memorandum, we conducted jeopardy analyses for the red-cockaded 
woodpecker at the ``population'' level.
    Our guidance on this topic changed with the release of our 
Consultation Handbook in 1998. The Handbook states that when 
determining whether the action jeopardizes the continued existence of 
the species, we are to analyze the total impacts of the proposed 
project on the entire species. However, the Handbook acknowledges that 
for some wide-ranging species, this analysis can be facilitated by the 
establishment of recovery units in a final recovery plan. The 
Consultation Handbook notes that species' recovery plans provide the 
best available scientific information relative to the areas and 
environmental elements needed for the species to recover, and may even 
describe recovery units essential to recovering the species. Given that 
actions that appreciably impair or preclude the capability of such a 
recovery unit from providing the survival and recovery functions 
identified for it in a recovery plan may therefore represent jeopardy 
to the species, the Consultation Handbook indicates the jeopardy 
standard may be applied to individual recovery units identified as 
necessary for survival and recovery of the species in an approved final 
recovery plan. Thus, the designation of recovery units in recovery 
plans facilitates recovery both by focusing the species' recovery 
program on the need to conserve the geographic, demographic, and 
genetic features of the recovery unit for its contribution to the whole 
species, and by facilitating the evaluation of potential jeopardy to 
the species when the survival and recovery of an individual recovery 
unit is in question.
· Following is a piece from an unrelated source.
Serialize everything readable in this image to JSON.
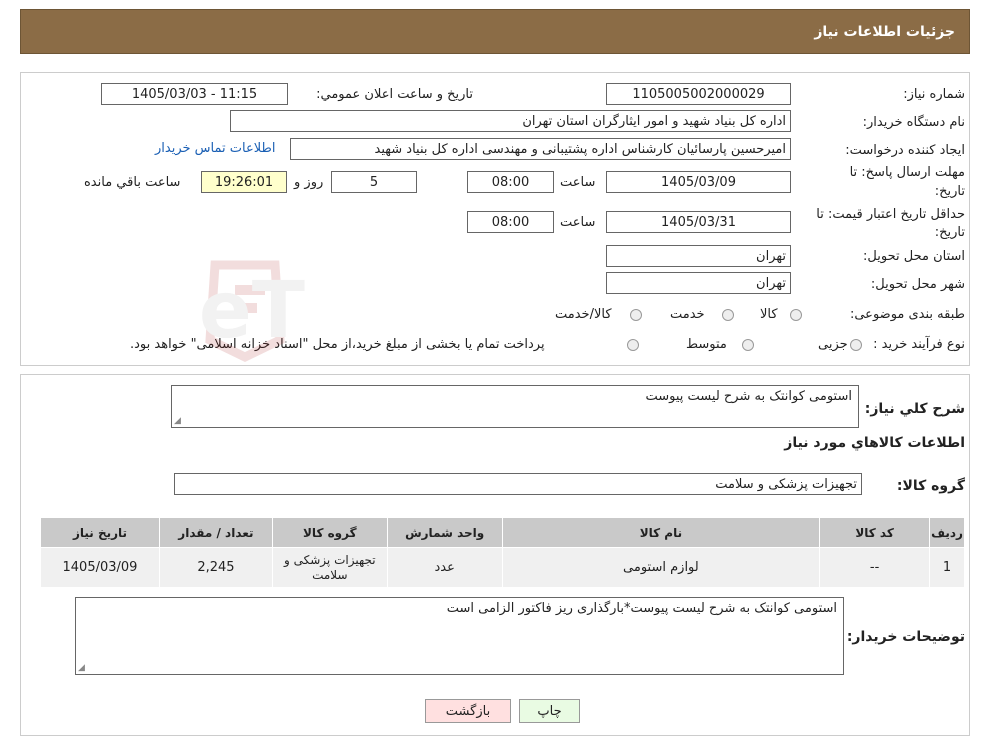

Previous Federal Action

    On September 13, 2000, we published in the Federal Register a 
notice of availability of the Technical/Agency Draft Revised Recovery 
Plan for the Red-cockaded Woodpecker (Picoides borealis) for review and 
comment (65 FR 55269). On October 17, 2000, we published a notice to 
extend the public comment period for the Technical/Agency Draft Revised 
Recovery Plan for the Red-cockaded Woodpecker (Picoides borealis) (65 
FR 61355). The public review and comment period ended on December 13, 
2000. We subsequently have revised the ``Recovery Units'' section to 
discuss our approach to conducting jeopardy analyses as part of 
interagency consultation under section 7 of the Act.

Public Comments Solicited

    We solicit written comments on the ``Recovery Unit'' section of the 
recovery plan as discussed above. We will consider all comments 
regarding recovery units received by the date specified in the DATES 
section, prior to approval of the plan.
    Our practice is to make comments, including names and home 
addresses of respondents, available for public review during regular 
business hours. Respondents may request that we withhold their home 
address, which we will honor to the extent allowable by law. There also 
may be circumstances in which we would withhold a respondent's 
identity, as allowable by law. If you wish for us to withhold your name 
and/or address, you must state this request prominently at the 
beginning of your comment. However, we will not consider anonymous

[[Page 70240]]

comments. To the extent consistent with applicable law, we will make 
all submissions from organizations or businesses, and from individuals 
identifying themselves as representatives or officials of organizations 
or businesses, available for public inspection in their entirety.


    The primary author of this notice is Ralph Costa (see ADDRESSES 


    The authority for this action is section 4(f) of the Endangered 
Species Act, 16 U.S.C. 1533 (f).

    Dated: October 22, 2002.
J. Mitch King,
Acting Regional Director, Fish and Wildlife Service.
[FR Doc. 02-29565 Filed 11-20-02; 8:45 am]